- [What is needed]: Everything in the records below is to be reproduced exactly, apart from the images.

- [Material to process]:
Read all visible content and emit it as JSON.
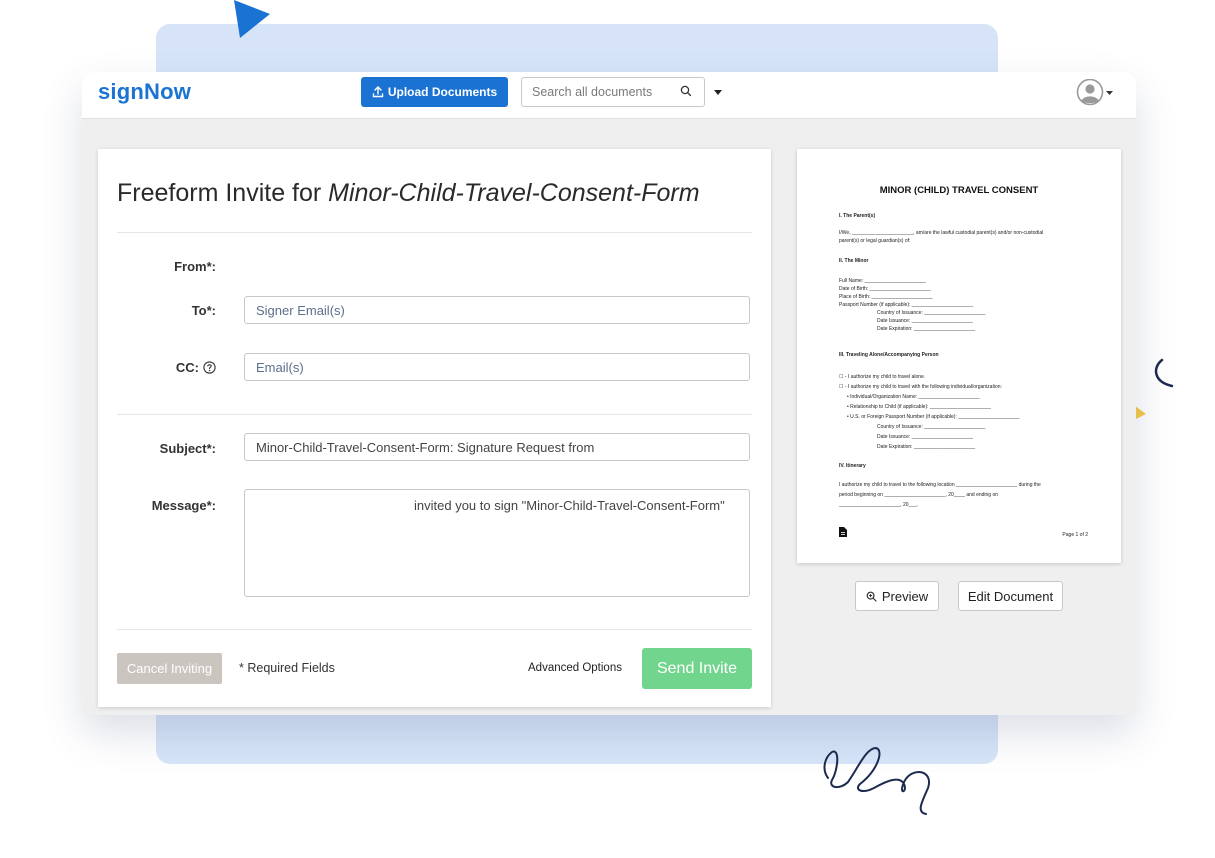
{
  "app": {
    "logo": "signNow"
  },
  "header": {
    "upload_label": "Upload Documents",
    "search_placeholder": "Search all documents"
  },
  "form": {
    "title_prefix": "Freeform Invite for ",
    "title_doc": "Minor-Child-Travel-Consent-Form",
    "from_label": "From*:",
    "to_label": "To*:",
    "to_placeholder": "Signer Email(s)",
    "cc_label": "CC:",
    "cc_placeholder": "Email(s)",
    "subject_label": "Subject*:",
    "subject_value": "Minor-Child-Travel-Consent-Form: Signature Request from",
    "message_label": "Message*:",
    "message_value": "invited you to sign \"Minor-Child-Travel-Consent-Form\"",
    "cancel_label": "Cancel Inviting",
    "required_note": "* Required Fields",
    "advanced_label": "Advanced Options",
    "send_label": "Send Invite"
  },
  "doc_preview": {
    "title": "MINOR (CHILD) TRAVEL CONSENT",
    "lines": [
      "I. The Parent(s)",
      "I/We, ______________________, am/are the lawful custodial parent(s) and/or non-custodial",
      "parent(s) or legal guardian(s) of:",
      "II. The Minor",
      "Full Name: ______________________",
      "Date of Birth: ______________________",
      "Place of Birth: ______________________",
      "Passport Number (if applicable): ______________________",
      "Country of Issuance: ______________________",
      "Date Issuance: ______________________",
      "Date Expiration: ______________________",
      "III. Traveling Alone/Accompanying Person",
      "☐ - I authorize my child to travel alone.",
      "☐ - I authorize my child to travel with the following individual/organization:",
      "• Individual/Organization Name: ______________________",
      "• Relationship to Child (if applicable): ______________________",
      "• U.S. or Foreign Passport Number (if applicable): ______________________",
      "Country of Issuance: ______________________",
      "Date Issuance: ______________________",
      "Date Expiration: ______________________",
      "IV. Itinerary",
      "I authorize my child to travel to the following location ______________________ during the",
      "period beginning on ______________________, 20____ and ending on",
      "______________________, 20___."
    ],
    "page_label": "Page 1 of 2",
    "preview_label": "Preview",
    "edit_label": "Edit Document"
  },
  "colors": {
    "brand_blue": "#1a73d2",
    "send_green": "#72d58d",
    "cancel_gray": "#cbc5c0",
    "panel_blue": "#d7e4f8",
    "deco_yellow": "#f7c948"
  },
  "icons": [
    "upload-icon",
    "search-icon",
    "chevron-down-icon",
    "avatar-icon",
    "help-icon",
    "zoom-icon",
    "file-icon"
  ]
}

- [Result of the task]:
Read all visible content and emit it as JSON.
{
  "app": {
    "logo": "signNow"
  },
  "header": {
    "upload_label": "Upload Documents",
    "search_placeholder": "Search all documents"
  },
  "form": {
    "title_prefix": "Freeform Invite for ",
    "title_doc": "Minor-Child-Travel-Consent-Form",
    "from_label": "From*:",
    "to_label": "To*:",
    "to_placeholder": "Signer Email(s)",
    "cc_label": "CC:",
    "cc_placeholder": "Email(s)",
    "subject_label": "Subject*:",
    "subject_value": "Minor-Child-Travel-Consent-Form: Signature Request from",
    "message_label": "Message*:",
    "message_value": "invited you to sign \"Minor-Child-Travel-Consent-Form\"",
    "cancel_label": "Cancel Inviting",
    "required_note": "* Required Fields",
    "advanced_label": "Advanced Options",
    "send_label": "Send Invite"
  },
  "doc_preview": {
    "title": "MINOR (CHILD) TRAVEL CONSENT",
    "lines": [
      "I. The Parent(s)",
      "I/We, ______________________, am/are the lawful custodial parent(s) and/or non-custodial",
      "parent(s) or legal guardian(s) of:",
      "II. The Minor",
      "Full Name: ______________________",
      "Date of Birth: ______________________",
      "Place of Birth: ______________________",
      "Passport Number (if applicable): ______________________",
      "Country of Issuance: ______________________",
      "Date Issuance: ______________________",
      "Date Expiration: ______________________",
      "III. Traveling Alone/Accompanying Person",
      "☐ - I authorize my child to travel alone.",
      "☐ - I authorize my child to travel with the following individual/organization:",
      "• Individual/Organization Name: ______________________",
      "• Relationship to Child (if applicable): ______________________",
      "• U.S. or Foreign Passport Number (if applicable): ______________________",
      "Country of Issuance: ______________________",
      "Date Issuance: ______________________",
      "Date Expiration: ______________________",
      "IV. Itinerary",
      "I authorize my child to travel to the following location ______________________ during the",
      "period beginning on ______________________, 20____ and ending on",
      "______________________, 20___."
    ],
    "page_label": "Page 1 of 2",
    "preview_label": "Preview",
    "edit_label": "Edit Document"
  },
  "colors": {
    "brand_blue": "#1a73d2",
    "send_green": "#72d58d",
    "cancel_gray": "#cbc5c0",
    "panel_blue": "#d7e4f8",
    "deco_yellow": "#f7c948"
  },
  "icons": [
    "upload-icon",
    "search-icon",
    "chevron-down-icon",
    "avatar-icon",
    "help-icon",
    "zoom-icon",
    "file-icon"
  ]
}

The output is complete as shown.